Your task: Examine the records and identify each line that includes the string "JSON". Copy those lines.

Provided records:
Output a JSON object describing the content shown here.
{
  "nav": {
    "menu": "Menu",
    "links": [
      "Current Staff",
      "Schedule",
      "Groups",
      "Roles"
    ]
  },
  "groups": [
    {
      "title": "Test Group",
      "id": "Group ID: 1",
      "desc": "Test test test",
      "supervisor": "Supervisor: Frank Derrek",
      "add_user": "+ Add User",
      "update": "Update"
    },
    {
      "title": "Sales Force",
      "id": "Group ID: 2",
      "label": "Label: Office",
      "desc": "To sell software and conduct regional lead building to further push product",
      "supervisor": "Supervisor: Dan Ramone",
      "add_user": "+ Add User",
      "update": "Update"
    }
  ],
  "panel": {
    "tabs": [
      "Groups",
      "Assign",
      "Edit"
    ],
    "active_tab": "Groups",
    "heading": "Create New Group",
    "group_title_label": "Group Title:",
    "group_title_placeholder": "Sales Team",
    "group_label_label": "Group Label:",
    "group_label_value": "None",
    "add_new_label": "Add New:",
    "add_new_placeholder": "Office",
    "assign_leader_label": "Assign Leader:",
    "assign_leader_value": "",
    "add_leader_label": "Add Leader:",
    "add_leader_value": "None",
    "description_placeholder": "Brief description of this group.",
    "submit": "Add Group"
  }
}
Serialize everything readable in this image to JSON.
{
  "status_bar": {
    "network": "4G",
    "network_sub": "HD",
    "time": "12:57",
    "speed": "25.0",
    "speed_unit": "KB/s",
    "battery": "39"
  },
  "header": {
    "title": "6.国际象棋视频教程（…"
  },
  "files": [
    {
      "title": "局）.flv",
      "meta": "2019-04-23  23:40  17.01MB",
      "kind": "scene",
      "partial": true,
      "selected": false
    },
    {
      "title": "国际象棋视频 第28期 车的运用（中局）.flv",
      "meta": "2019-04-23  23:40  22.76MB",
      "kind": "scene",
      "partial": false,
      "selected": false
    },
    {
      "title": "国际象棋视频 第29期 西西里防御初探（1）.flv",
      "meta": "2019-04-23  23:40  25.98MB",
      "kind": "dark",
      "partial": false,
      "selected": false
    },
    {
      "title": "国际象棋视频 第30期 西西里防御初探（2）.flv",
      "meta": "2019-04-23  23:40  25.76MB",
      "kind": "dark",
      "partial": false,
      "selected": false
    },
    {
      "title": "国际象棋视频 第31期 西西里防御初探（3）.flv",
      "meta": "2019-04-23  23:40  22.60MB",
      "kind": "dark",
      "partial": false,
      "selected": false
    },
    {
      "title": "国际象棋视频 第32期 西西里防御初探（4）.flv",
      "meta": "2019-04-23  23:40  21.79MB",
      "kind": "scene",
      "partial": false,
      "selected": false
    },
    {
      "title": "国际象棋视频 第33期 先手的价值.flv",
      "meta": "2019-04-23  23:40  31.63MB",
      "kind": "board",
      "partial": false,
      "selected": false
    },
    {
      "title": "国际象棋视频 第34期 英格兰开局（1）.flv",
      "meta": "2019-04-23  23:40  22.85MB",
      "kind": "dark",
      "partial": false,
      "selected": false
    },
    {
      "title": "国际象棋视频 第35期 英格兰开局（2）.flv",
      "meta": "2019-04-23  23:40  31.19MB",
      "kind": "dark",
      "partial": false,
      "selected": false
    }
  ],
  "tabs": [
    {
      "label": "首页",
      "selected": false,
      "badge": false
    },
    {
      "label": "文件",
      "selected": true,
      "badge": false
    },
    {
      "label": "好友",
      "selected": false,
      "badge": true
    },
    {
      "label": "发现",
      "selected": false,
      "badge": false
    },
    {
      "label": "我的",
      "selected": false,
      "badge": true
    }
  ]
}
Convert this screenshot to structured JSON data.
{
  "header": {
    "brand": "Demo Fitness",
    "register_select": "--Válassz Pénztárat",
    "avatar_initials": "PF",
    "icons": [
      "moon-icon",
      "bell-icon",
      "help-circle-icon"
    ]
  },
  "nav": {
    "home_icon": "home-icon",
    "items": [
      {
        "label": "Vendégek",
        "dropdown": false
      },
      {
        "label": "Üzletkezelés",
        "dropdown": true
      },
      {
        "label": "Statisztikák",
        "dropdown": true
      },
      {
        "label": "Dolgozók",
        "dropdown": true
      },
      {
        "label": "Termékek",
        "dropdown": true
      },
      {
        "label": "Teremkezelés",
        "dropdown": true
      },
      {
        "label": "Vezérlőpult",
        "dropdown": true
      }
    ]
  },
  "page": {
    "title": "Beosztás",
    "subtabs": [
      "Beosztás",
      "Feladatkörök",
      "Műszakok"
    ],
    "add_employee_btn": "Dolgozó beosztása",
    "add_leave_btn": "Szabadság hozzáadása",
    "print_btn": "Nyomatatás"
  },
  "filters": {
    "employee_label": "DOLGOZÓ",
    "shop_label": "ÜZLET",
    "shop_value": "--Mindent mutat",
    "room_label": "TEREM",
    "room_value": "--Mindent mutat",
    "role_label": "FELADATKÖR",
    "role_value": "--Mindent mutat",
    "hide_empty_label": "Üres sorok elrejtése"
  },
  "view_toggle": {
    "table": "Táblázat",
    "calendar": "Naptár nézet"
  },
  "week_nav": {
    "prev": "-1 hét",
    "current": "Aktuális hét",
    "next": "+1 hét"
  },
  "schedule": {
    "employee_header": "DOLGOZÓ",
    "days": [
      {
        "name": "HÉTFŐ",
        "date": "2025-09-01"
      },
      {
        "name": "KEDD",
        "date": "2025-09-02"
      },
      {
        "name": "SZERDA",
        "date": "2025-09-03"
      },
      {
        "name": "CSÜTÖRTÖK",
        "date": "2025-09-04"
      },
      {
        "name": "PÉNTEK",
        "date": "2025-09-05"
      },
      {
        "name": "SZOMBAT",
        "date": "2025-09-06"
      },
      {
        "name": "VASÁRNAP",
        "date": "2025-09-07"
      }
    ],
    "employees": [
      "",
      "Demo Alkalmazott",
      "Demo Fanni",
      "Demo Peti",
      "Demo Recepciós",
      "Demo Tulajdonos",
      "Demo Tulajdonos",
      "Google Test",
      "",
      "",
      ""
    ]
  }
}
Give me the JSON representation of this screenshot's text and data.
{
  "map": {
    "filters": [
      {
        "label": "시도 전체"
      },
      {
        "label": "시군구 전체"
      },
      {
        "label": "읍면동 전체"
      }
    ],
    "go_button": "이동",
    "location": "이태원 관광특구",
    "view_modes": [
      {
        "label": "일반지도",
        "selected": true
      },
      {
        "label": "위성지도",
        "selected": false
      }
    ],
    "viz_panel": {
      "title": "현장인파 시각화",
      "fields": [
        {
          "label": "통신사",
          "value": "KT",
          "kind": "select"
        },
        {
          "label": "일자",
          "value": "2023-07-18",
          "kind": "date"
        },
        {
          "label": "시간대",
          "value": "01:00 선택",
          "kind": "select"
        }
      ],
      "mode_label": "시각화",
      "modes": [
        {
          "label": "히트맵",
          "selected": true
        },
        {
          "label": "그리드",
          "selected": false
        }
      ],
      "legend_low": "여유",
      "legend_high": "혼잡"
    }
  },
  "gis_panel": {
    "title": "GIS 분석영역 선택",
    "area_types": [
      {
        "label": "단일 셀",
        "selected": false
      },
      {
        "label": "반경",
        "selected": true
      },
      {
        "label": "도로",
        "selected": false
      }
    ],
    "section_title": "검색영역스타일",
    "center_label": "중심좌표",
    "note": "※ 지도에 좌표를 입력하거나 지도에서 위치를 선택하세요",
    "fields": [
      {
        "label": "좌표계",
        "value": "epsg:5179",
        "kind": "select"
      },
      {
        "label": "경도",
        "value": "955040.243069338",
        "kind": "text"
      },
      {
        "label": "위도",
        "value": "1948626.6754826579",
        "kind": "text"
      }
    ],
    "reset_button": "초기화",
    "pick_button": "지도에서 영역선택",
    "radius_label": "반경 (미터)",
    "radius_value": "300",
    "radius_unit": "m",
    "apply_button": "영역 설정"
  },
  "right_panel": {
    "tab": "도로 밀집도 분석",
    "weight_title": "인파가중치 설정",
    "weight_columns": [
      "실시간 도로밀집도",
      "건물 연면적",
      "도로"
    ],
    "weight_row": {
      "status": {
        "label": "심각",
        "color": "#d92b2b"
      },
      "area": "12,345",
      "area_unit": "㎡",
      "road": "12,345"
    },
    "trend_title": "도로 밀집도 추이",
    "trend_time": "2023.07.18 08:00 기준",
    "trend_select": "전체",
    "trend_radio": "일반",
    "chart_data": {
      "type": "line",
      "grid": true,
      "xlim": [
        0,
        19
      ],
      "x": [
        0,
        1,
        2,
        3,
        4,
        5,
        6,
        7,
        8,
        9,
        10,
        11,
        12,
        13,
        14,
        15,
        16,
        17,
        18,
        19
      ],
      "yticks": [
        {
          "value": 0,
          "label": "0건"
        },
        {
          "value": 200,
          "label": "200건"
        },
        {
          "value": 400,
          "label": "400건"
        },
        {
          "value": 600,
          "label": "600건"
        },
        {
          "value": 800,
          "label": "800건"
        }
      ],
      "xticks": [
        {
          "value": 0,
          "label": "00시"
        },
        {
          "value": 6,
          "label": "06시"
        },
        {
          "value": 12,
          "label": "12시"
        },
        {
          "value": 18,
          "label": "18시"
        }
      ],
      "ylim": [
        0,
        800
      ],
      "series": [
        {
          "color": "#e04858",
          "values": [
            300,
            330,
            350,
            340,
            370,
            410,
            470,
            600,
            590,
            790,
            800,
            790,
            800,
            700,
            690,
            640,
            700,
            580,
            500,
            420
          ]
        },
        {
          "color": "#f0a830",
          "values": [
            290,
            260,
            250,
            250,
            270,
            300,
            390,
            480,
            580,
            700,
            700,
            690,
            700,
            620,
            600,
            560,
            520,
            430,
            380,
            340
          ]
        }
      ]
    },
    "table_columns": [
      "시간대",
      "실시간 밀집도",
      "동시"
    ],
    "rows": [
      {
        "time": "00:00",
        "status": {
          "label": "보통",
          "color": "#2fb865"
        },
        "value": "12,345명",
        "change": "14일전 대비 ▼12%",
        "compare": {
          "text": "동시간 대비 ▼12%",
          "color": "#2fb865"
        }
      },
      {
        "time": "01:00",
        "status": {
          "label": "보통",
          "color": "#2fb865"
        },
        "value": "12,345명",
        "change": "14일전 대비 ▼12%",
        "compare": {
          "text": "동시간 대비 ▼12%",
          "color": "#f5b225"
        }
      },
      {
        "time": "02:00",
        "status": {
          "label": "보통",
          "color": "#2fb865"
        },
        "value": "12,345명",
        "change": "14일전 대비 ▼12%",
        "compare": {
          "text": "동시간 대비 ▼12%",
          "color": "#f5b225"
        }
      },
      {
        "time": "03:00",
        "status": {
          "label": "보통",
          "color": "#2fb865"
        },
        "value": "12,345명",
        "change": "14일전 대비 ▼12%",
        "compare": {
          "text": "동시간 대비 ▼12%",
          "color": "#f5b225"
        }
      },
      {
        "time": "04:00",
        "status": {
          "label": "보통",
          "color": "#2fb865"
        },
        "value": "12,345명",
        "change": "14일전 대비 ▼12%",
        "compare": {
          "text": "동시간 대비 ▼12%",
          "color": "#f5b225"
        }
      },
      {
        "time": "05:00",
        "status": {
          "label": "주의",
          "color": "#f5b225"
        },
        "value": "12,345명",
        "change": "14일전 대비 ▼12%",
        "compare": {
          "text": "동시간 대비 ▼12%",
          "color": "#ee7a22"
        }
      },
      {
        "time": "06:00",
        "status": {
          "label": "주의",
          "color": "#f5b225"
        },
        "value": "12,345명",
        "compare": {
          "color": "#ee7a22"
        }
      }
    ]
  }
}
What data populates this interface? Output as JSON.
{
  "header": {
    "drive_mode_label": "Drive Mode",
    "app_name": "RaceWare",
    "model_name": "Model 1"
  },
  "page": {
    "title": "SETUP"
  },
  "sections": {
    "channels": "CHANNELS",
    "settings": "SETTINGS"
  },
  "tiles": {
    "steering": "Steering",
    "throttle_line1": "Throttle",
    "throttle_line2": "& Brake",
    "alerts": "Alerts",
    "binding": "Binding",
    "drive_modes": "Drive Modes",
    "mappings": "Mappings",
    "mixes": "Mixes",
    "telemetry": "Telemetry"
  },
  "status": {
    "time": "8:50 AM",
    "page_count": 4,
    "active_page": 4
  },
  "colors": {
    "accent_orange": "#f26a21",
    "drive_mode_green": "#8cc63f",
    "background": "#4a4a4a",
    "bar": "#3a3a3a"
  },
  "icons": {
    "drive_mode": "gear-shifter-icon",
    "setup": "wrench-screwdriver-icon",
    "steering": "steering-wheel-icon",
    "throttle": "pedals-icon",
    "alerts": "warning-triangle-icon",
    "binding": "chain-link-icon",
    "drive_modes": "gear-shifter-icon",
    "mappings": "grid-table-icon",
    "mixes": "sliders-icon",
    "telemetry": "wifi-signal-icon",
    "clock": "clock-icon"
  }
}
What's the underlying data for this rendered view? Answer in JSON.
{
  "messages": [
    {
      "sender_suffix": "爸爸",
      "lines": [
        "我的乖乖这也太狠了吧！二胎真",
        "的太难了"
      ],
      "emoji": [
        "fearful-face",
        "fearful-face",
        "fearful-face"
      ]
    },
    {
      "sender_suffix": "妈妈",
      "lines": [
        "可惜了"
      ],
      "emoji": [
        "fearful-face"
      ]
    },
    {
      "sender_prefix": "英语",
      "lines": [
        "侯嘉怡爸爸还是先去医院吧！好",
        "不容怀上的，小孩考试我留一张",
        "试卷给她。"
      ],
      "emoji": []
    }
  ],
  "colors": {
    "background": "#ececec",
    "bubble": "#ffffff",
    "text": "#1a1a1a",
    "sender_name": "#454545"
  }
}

Output below:
Output a JSON object describing the content shown here.
Serialize everything readable in this image to JSON.
Convert this screenshot to structured JSON data.
Give me the JSON representation of this screenshot's text and data.
What data populates this interface? Output as JSON.
What's the underlying data for this rendered view? Answer in JSON.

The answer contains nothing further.